Monday, September 8, 2008

Scanlan to DC to Talk Bark Beetles

West Slope Rep. Christine Scanlan (D-Summit County) is headed to the nation's capital to argue for more money to help Colorado fight the bark beetle epidemic that is killing large numbers of coniferous trees in the state's high elevation forests.

There is growing evidence that the bark beetle problem could spread across the west if not effectively addressed. Some experts have said that dead tree stands pose a threat of devastating wildfire and create hazards sufficient to jeopardize the region’s vital infrastructure.

“We’ve worked very hard the last two years to educate the public about the bark beetle scourge and to address the problem as best we can with our limited resources,” Scanlan said at a press conference in Keystone on Sunday. “We’ve been as creative as possible. But at some point duct tape just isn’t enough. Congress needs to supply the hammer and nails.”

Scanlan, who vice-chairs the state interim committee on wildfires, will be meeting with members of Congress and the U.S. Forest service next week in support of a request for additional resources to mitigate the bark beetle emergency.

Scanlan will join Rick Cables, Chief Forester for the Rocky Mountain Region, and Jeff Jahnke, the Colorado State Forester and Director of the Colorado State Forest Service in Washington.

At the request of the U.S. Senate Appropriations Committee, Cables compiled an estimate detailing the funding needed to address the bark beetle emergency more aggressively. He estimates millions of dollars are needed to mitigate the threat to human life, property and to protect vital infrastructure and resources, including the power grid and various watersheds. Additional resources will be applied to treating affected areas by quarantining and removing diseased and dead trees as quickly as possible.

The mountain pine beetle infestation, which is expected to last for another 3 to 5 years, is already having a devastating impact: 1.5 million acres are already affected. 38 recreation sites remained closed this summer because of the infestation and 3,500 miles of roads and additional 950 miles of trails are under threat of closure.

During the previous two years, a bipartisan group of lawmakers have worked to pass a variety of measures expanding mitigation and protecting Colorado’s watersheds and infrastructure through quarantine and deforestation efforts.
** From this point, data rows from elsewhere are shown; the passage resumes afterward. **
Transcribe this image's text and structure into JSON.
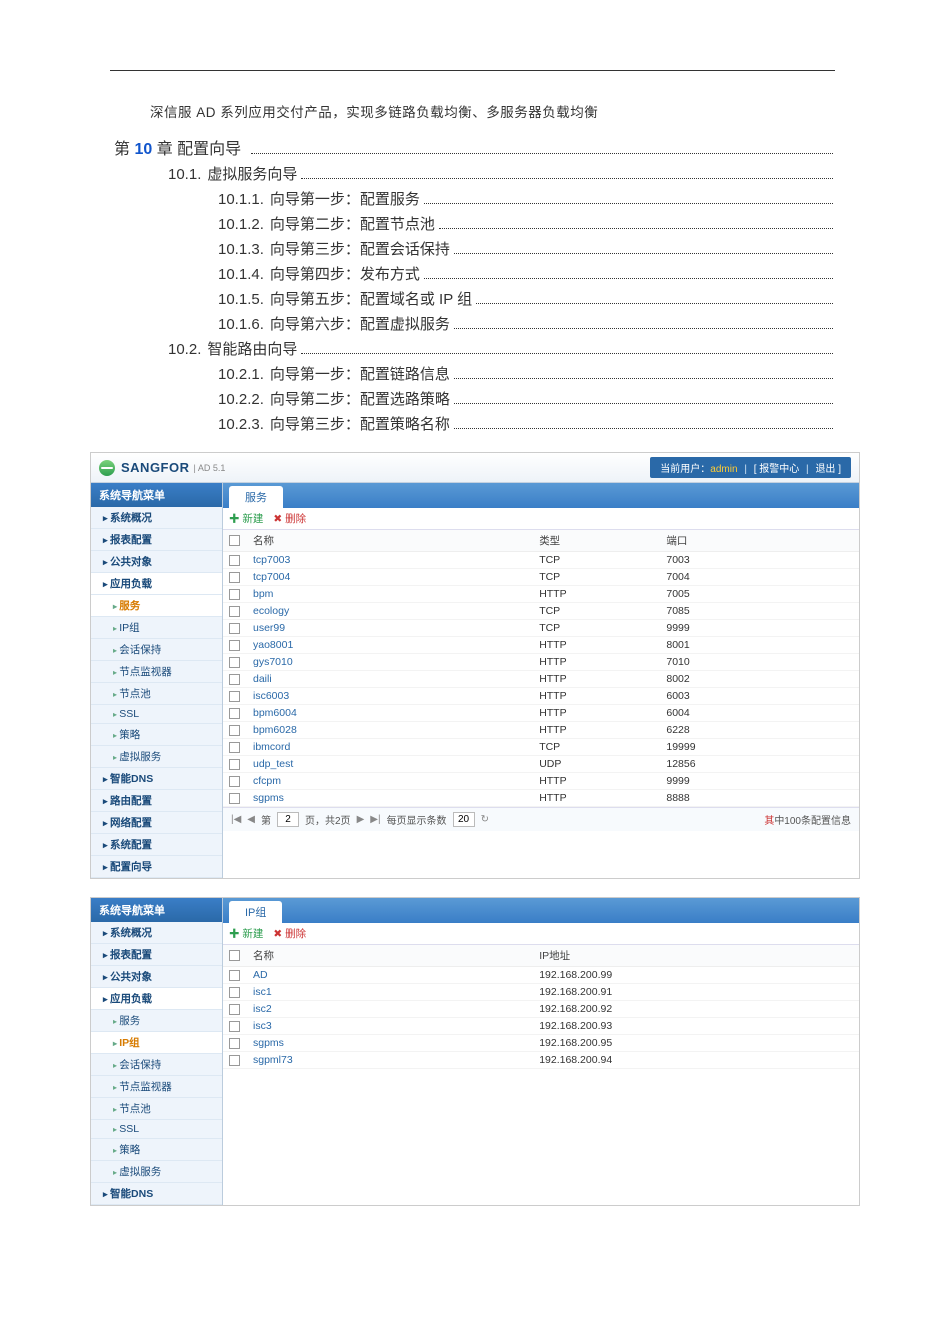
{
  "intro": "深信服 AD 系列应用交付产品，实现多链路负载均衡、多服务器负载均衡",
  "toc": {
    "chapter_prefix": "第 ",
    "chapter_num": "10",
    "chapter_suffix": " 章",
    "chapter_title": "  配置向导",
    "sections": [
      {
        "num": "10.1.",
        "title": "虚拟服务向导",
        "subs": [
          {
            "num": "10.1.1.",
            "title": "向导第一步：配置服务"
          },
          {
            "num": "10.1.2.",
            "title": "向导第二步：配置节点池"
          },
          {
            "num": "10.1.3.",
            "title": "向导第三步：配置会话保持"
          },
          {
            "num": "10.1.4.",
            "title": "向导第四步：发布方式"
          },
          {
            "num": "10.1.5.",
            "title": "向导第五步：配置域名或 IP 组"
          },
          {
            "num": "10.1.6.",
            "title": "向导第六步：配置虚拟服务"
          }
        ]
      },
      {
        "num": "10.2.",
        "title": "智能路由向导",
        "subs": [
          {
            "num": "10.2.1.",
            "title": "向导第一步：配置链路信息"
          },
          {
            "num": "10.2.2.",
            "title": "向导第二步：配置选路策略"
          },
          {
            "num": "10.2.3.",
            "title": "向导第三步：配置策略名称"
          }
        ]
      }
    ]
  },
  "app1": {
    "brand": "SANGFOR",
    "brand_sub": "| AD 5.1",
    "header_user_label": "当前用户：",
    "header_user": "admin",
    "header_alarm": "[ 报警中心",
    "header_logout": "退出 ]",
    "side_title": "系统导航菜单",
    "side_items": [
      {
        "t": "系统概况",
        "cls": "lvl1"
      },
      {
        "t": "报表配置",
        "cls": "lvl1"
      },
      {
        "t": "公共对象",
        "cls": "lvl1"
      },
      {
        "t": "应用负载",
        "cls": "lvl1 expanded"
      },
      {
        "t": "服务",
        "cls": "sub active"
      },
      {
        "t": "IP组",
        "cls": "sub"
      },
      {
        "t": "会话保持",
        "cls": "sub"
      },
      {
        "t": "节点监视器",
        "cls": "sub"
      },
      {
        "t": "节点池",
        "cls": "sub"
      },
      {
        "t": "SSL",
        "cls": "sub"
      },
      {
        "t": "策略",
        "cls": "sub"
      },
      {
        "t": "虚拟服务",
        "cls": "sub"
      },
      {
        "t": "智能DNS",
        "cls": "lvl1"
      },
      {
        "t": "路由配置",
        "cls": "lvl1"
      },
      {
        "t": "网络配置",
        "cls": "lvl1"
      },
      {
        "t": "系统配置",
        "cls": "lvl1"
      },
      {
        "t": "配置向导",
        "cls": "lvl1"
      }
    ],
    "tab": "服务",
    "tool_add": "新建",
    "tool_del": "删除",
    "cols": [
      "",
      "名称",
      "类型",
      "端口"
    ],
    "rows": [
      [
        "tcp7003",
        "TCP",
        "7003"
      ],
      [
        "tcp7004",
        "TCP",
        "7004"
      ],
      [
        "bpm",
        "HTTP",
        "7005"
      ],
      [
        "ecology",
        "TCP",
        "7085"
      ],
      [
        "user99",
        "TCP",
        "9999"
      ],
      [
        "yao8001",
        "HTTP",
        "8001"
      ],
      [
        "gys7010",
        "HTTP",
        "7010"
      ],
      [
        "daili",
        "HTTP",
        "8002"
      ],
      [
        "isc6003",
        "HTTP",
        "6003"
      ],
      [
        "bpm6004",
        "HTTP",
        "6004"
      ],
      [
        "bpm6028",
        "HTTP",
        "6228"
      ],
      [
        "ibmcord",
        "TCP",
        "19999"
      ],
      [
        "udp_test",
        "UDP",
        "12856"
      ],
      [
        "cfcpm",
        "HTTP",
        "9999"
      ],
      [
        "sgpms",
        "HTTP",
        "8888"
      ]
    ],
    "pager": {
      "page_label_pre": "第",
      "page": "2",
      "page_label_post": "页，共2页",
      "per_label": "每页显示条数",
      "per": "20",
      "status_red": "其",
      "status_black": "中100条配置信息",
      "first": "|◀",
      "prev": "◀",
      "next": "▶",
      "last": "▶|",
      "refresh": "↻"
    }
  },
  "app2": {
    "side_title": "系统导航菜单",
    "side_items": [
      {
        "t": "系统概况",
        "cls": "lvl1"
      },
      {
        "t": "报表配置",
        "cls": "lvl1"
      },
      {
        "t": "公共对象",
        "cls": "lvl1"
      },
      {
        "t": "应用负载",
        "cls": "lvl1 expanded"
      },
      {
        "t": "服务",
        "cls": "sub"
      },
      {
        "t": "IP组",
        "cls": "sub active"
      },
      {
        "t": "会话保持",
        "cls": "sub"
      },
      {
        "t": "节点监视器",
        "cls": "sub"
      },
      {
        "t": "节点池",
        "cls": "sub"
      },
      {
        "t": "SSL",
        "cls": "sub"
      },
      {
        "t": "策略",
        "cls": "sub"
      },
      {
        "t": "虚拟服务",
        "cls": "sub"
      },
      {
        "t": "智能DNS",
        "cls": "lvl1"
      }
    ],
    "tab": "IP组",
    "tool_add": "新建",
    "tool_del": "删除",
    "cols": [
      "",
      "名称",
      "IP地址"
    ],
    "rows": [
      [
        "AD",
        "192.168.200.99"
      ],
      [
        "isc1",
        "192.168.200.91"
      ],
      [
        "isc2",
        "192.168.200.92"
      ],
      [
        "isc3",
        "192.168.200.93"
      ],
      [
        "sgpms",
        "192.168.200.95"
      ],
      [
        "sgpml73",
        "192.168.200.94"
      ]
    ]
  }
}
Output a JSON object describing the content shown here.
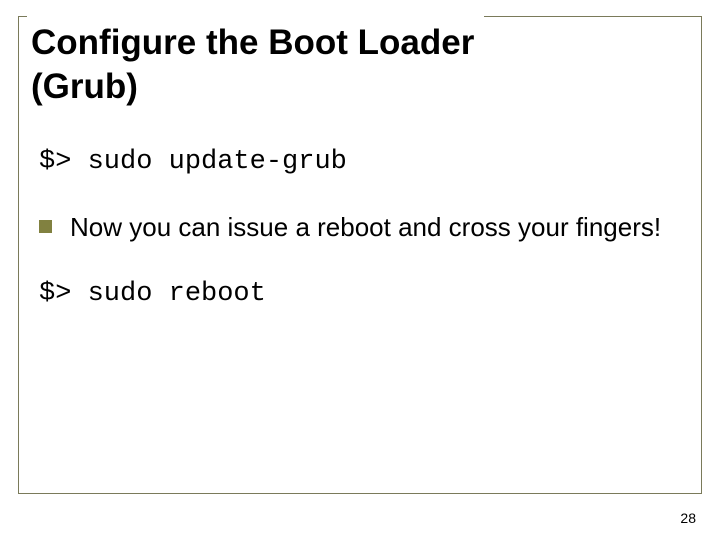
{
  "slide": {
    "title_line1": "Configure the Boot Loader",
    "title_line2": "(Grub)",
    "command1": "$> sudo update-grub",
    "bullet1": "Now you can issue a reboot and cross your fingers!",
    "command2": "$> sudo reboot",
    "page_number": "28"
  }
}
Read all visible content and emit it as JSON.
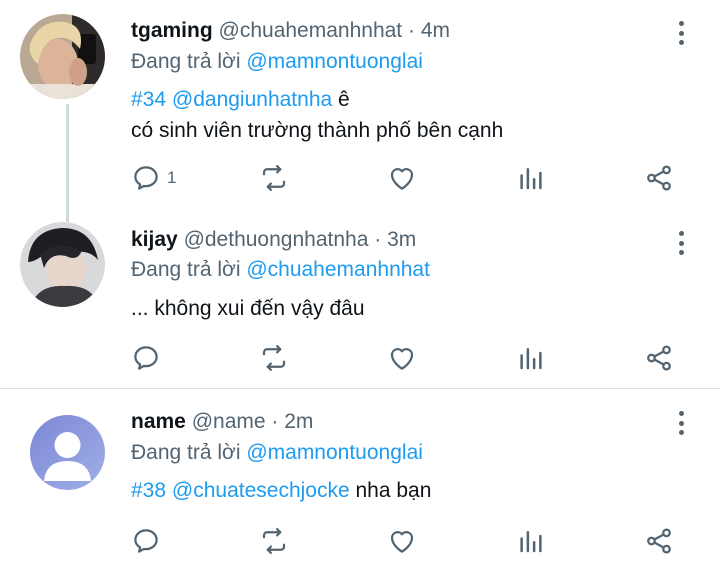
{
  "tweets": [
    {
      "name": "tgaming",
      "handle": "@chuahemanhnhat",
      "dot": "·",
      "time": "4m",
      "reply_prefix": "Đang trả lời",
      "reply_to": "@mamnontuonglai",
      "line1_tag": "#34",
      "line1_mention": "@dangiunhatnha",
      "line1_rest": " ê",
      "line2": "có sinh viên trường thành phố bên cạnh",
      "reply_count": "1",
      "avatar_kind": "photo-blond"
    },
    {
      "name": "kijay",
      "handle": "@dethuongnhatnha",
      "dot": "·",
      "time": "3m",
      "reply_prefix": "Đang trả lời",
      "reply_to": "@chuahemanhnhat",
      "line1": "... không xui đến vậy đâu",
      "reply_count": "",
      "avatar_kind": "photo-dark"
    },
    {
      "name": "name",
      "handle": "@name",
      "dot": "·",
      "time": "2m",
      "reply_prefix": "Đang trả lời",
      "reply_to": "@mamnontuonglai",
      "line1_tag": "#38",
      "line1_mention": "@chuatesechjocke",
      "line1_rest": " nha bạn",
      "reply_count": "",
      "avatar_kind": "default-person"
    }
  ],
  "icons": [
    "reply-icon",
    "retweet-icon",
    "like-icon",
    "views-icon",
    "share-icon",
    "more-icon"
  ],
  "colors": {
    "link": "#1d9bf0",
    "secondary": "#536471",
    "text": "#0f1419",
    "default_avatar_bg": "#8a96d8"
  }
}
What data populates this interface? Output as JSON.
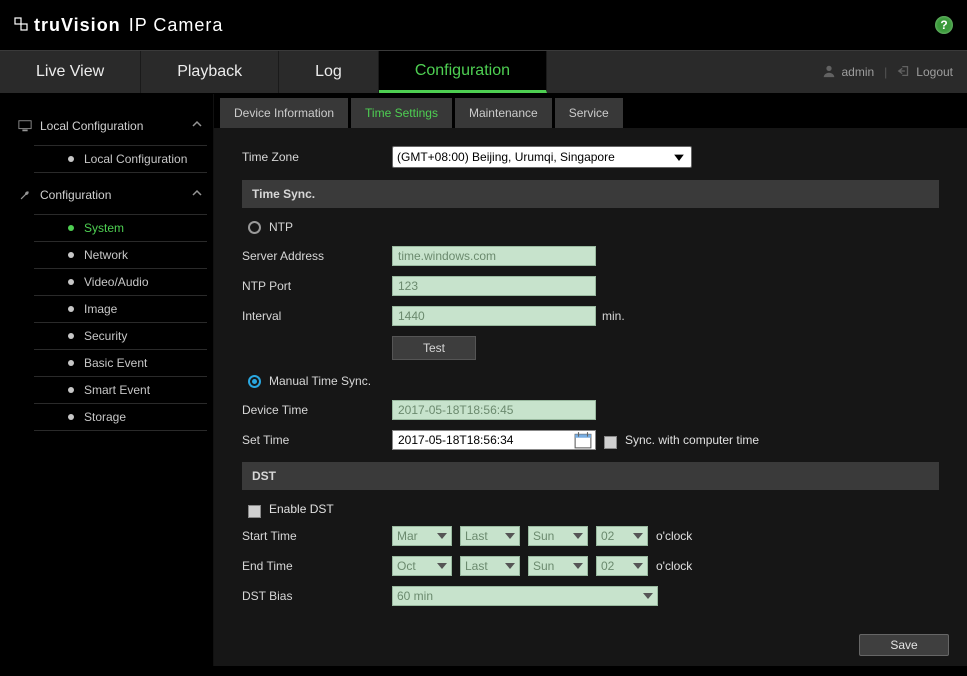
{
  "brand": {
    "logo": "truVision",
    "product": "IP Camera"
  },
  "nav": {
    "items": [
      "Live View",
      "Playback",
      "Log",
      "Configuration"
    ],
    "active": "Configuration"
  },
  "user": {
    "name": "admin",
    "logout": "Logout"
  },
  "sidebar": {
    "group1": {
      "title": "Local Configuration",
      "items": [
        "Local Configuration"
      ]
    },
    "group2": {
      "title": "Configuration",
      "items": [
        "System",
        "Network",
        "Video/Audio",
        "Image",
        "Security",
        "Basic Event",
        "Smart Event",
        "Storage"
      ],
      "active": "System"
    }
  },
  "tabs": {
    "items": [
      "Device Information",
      "Time Settings",
      "Maintenance",
      "Service"
    ],
    "active": "Time Settings"
  },
  "form": {
    "timezone_label": "Time Zone",
    "timezone_value": "(GMT+08:00) Beijing, Urumqi, Singapore",
    "timesync_header": "Time Sync.",
    "ntp_label": "NTP",
    "server_address_label": "Server Address",
    "server_address_value": "time.windows.com",
    "ntp_port_label": "NTP Port",
    "ntp_port_value": "123",
    "interval_label": "Interval",
    "interval_value": "1440",
    "interval_unit": "min.",
    "test_label": "Test",
    "manual_label": "Manual Time Sync.",
    "device_time_label": "Device Time",
    "device_time_value": "2017-05-18T18:56:45",
    "set_time_label": "Set Time",
    "set_time_value": "2017-05-18T18:56:34",
    "sync_computer_label": "Sync. with computer time",
    "dst_header": "DST",
    "enable_dst_label": "Enable DST",
    "start_time_label": "Start Time",
    "end_time_label": "End Time",
    "oclock": "o'clock",
    "start": {
      "month": "Mar",
      "week": "Last",
      "day": "Sun",
      "hour": "02"
    },
    "end": {
      "month": "Oct",
      "week": "Last",
      "day": "Sun",
      "hour": "02"
    },
    "dst_bias_label": "DST Bias",
    "dst_bias_value": "60 min",
    "save_label": "Save"
  }
}
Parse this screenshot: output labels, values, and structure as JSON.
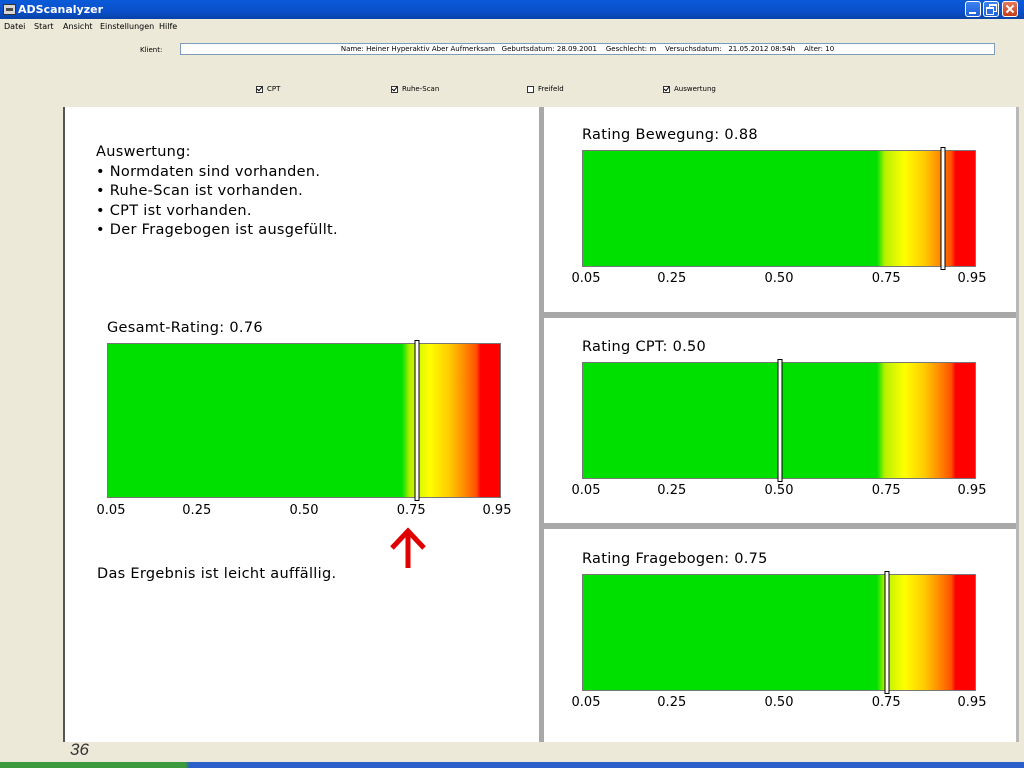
{
  "window": {
    "title": "ADScanalyzer"
  },
  "menu": [
    "Datei",
    "Start",
    "Ansicht",
    "Einstellungen",
    "Hilfe"
  ],
  "klient": {
    "label": "Klient:",
    "value": "Name: Heiner Hyperaktiv Aber Aufmerksam   Geburtsdatum: 28.09.2001    Geschlecht: m    Versuchsdatum:   21.05.2012 08:54h    Alter: 10"
  },
  "checkboxes": [
    {
      "label": "CPT",
      "checked": true
    },
    {
      "label": "Ruhe-Scan",
      "checked": true
    },
    {
      "label": "Freifeld",
      "checked": false
    },
    {
      "label": "Auswertung",
      "checked": true
    }
  ],
  "auswertung": {
    "heading": "Auswertung:",
    "items": [
      "• Normdaten sind vorhanden.",
      "• Ruhe-Scan ist vorhanden.",
      "• CPT ist vorhanden.",
      "• Der Fragebogen ist ausgefüllt."
    ]
  },
  "result_text": "Das Ergebnis ist leicht auffällig.",
  "ratings": {
    "gesamt": {
      "title": "Gesamt-Rating: 0.76",
      "value": 0.76
    },
    "bewegung": {
      "title": "Rating Bewegung: 0.88",
      "value": 0.88
    },
    "cpt": {
      "title": "Rating CPT: 0.50",
      "value": 0.5
    },
    "fragebogen": {
      "title": "Rating Fragebogen: 0.75",
      "value": 0.75
    }
  },
  "scale_ticks": [
    "0.05",
    "0.25",
    "0.50",
    "0.75",
    "0.95"
  ],
  "colors": {
    "green": "#00e000",
    "red": "#ff0000",
    "arrow": "#e00000"
  },
  "slide_number": "36"
}
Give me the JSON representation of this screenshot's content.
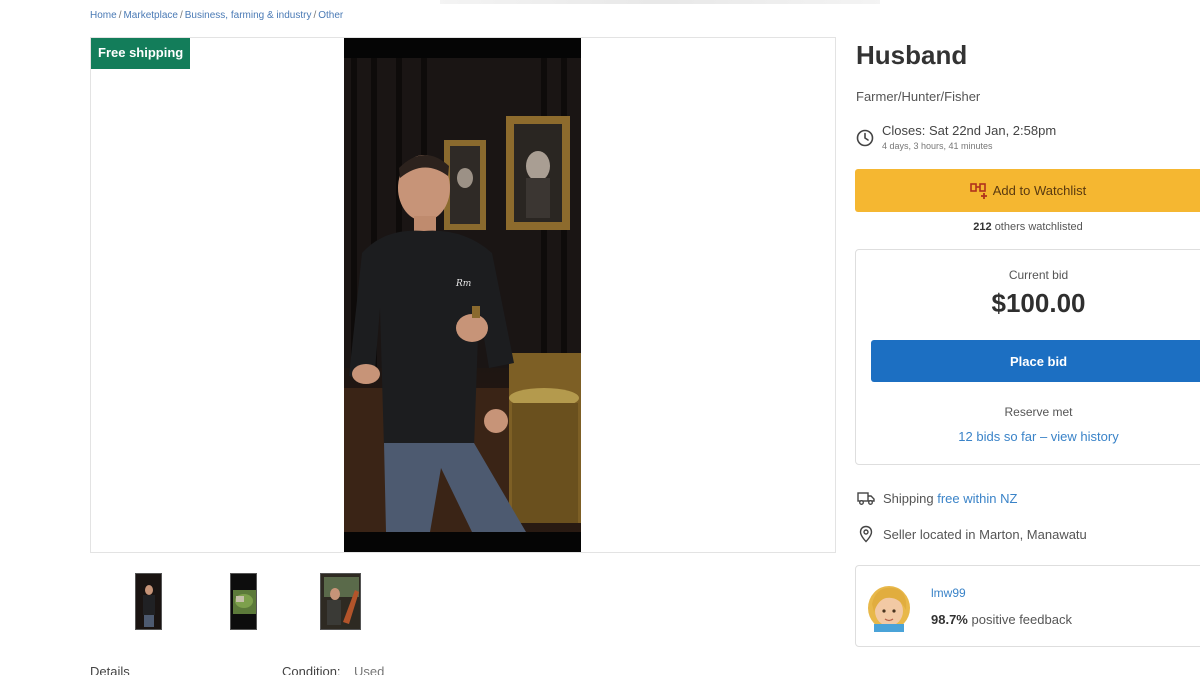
{
  "breadcrumb": [
    "Home",
    "Marketplace",
    "Business, farming & industry",
    "Other"
  ],
  "gallery": {
    "badge": "Free shipping",
    "thumbnails": [
      "Photo 1",
      "Photo 2",
      "Photo 3"
    ]
  },
  "details": {
    "heading": "Details",
    "condition_label": "Condition:",
    "condition_value": "Used"
  },
  "listing": {
    "title": "Husband",
    "subtitle": "Farmer/Hunter/Fisher",
    "closes_text": "Closes: Sat 22nd Jan, 2:58pm",
    "closes_remaining": "4 days, 3 hours, 41 minutes"
  },
  "watchlist": {
    "button_label": "Add to Watchlist",
    "count": "212",
    "count_suffix": "others watchlisted"
  },
  "bid": {
    "label": "Current bid",
    "amount": "$100.00",
    "button_label": "Place bid",
    "reserve": "Reserve met",
    "history_link": "12 bids so far – view history"
  },
  "shipping": {
    "label": "Shipping",
    "value": "free within NZ"
  },
  "location": {
    "text": "Seller located in Marton, Manawatu"
  },
  "seller": {
    "username": "lmw99",
    "feedback_percent": "98.7%",
    "feedback_suffix": "positive feedback"
  },
  "colors": {
    "badge": "#137d5a",
    "watch_button": "#f5b731",
    "bid_button": "#1c6fc2",
    "link": "#3a83c8"
  },
  "icons": [
    "clock-icon",
    "watchlist-icon",
    "truck-icon",
    "location-pin-icon",
    "avatar"
  ]
}
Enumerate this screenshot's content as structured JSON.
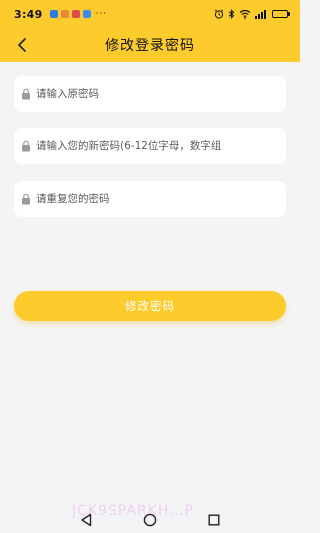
{
  "status_bar": {
    "time": "3:49",
    "more_notifications": "···",
    "notification_icons": [
      {
        "name": "app-notification-icon",
        "color": "#2f7be6"
      },
      {
        "name": "video-notification-icon",
        "color": "#e8873a"
      },
      {
        "name": "message-notification-icon",
        "color": "#e14a4a"
      },
      {
        "name": "search-notification-icon",
        "color": "#3b8ef0"
      }
    ],
    "system_icons": [
      "alarm-icon",
      "bluetooth-icon",
      "wifi-icon",
      "signal-icon",
      "battery-icon"
    ],
    "battery_level": 0.7
  },
  "header": {
    "background": "#fdcb2c",
    "title": "修改登录密码",
    "back_icon": "chevron-left-icon"
  },
  "form": {
    "old_password": {
      "placeholder": "请输入原密码",
      "value": "",
      "icon": "lock-icon"
    },
    "new_password": {
      "placeholder": "请输入您的新密码(6-12位字母，数字组",
      "value": "",
      "icon": "lock-icon"
    },
    "confirm_password": {
      "placeholder": "请重复您的密码",
      "value": "",
      "icon": "lock-icon"
    },
    "submit_label": "修改密码"
  },
  "watermark": "JCK9SPARKH…P",
  "system_nav": [
    "back-triangle-icon",
    "home-circle-icon",
    "recents-square-icon"
  ],
  "colors": {
    "accent": "#fdcb2c",
    "background": "#f4f4f6",
    "field": "#ffffff"
  }
}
The legislature has also created incentives to encourage industry to take advantage of the additional volume created by the epidemic.

The pine beetle epidemic is expected to kill nearly all the lodgepole pine covering 2.2 million acres in the region. The infestation of the insects, which are not dying in winter because temperatures in recent years are not as cold as they have historically been, has moved to lower elevations in the past year and now threatens Colorado’s ponderosa pine forests.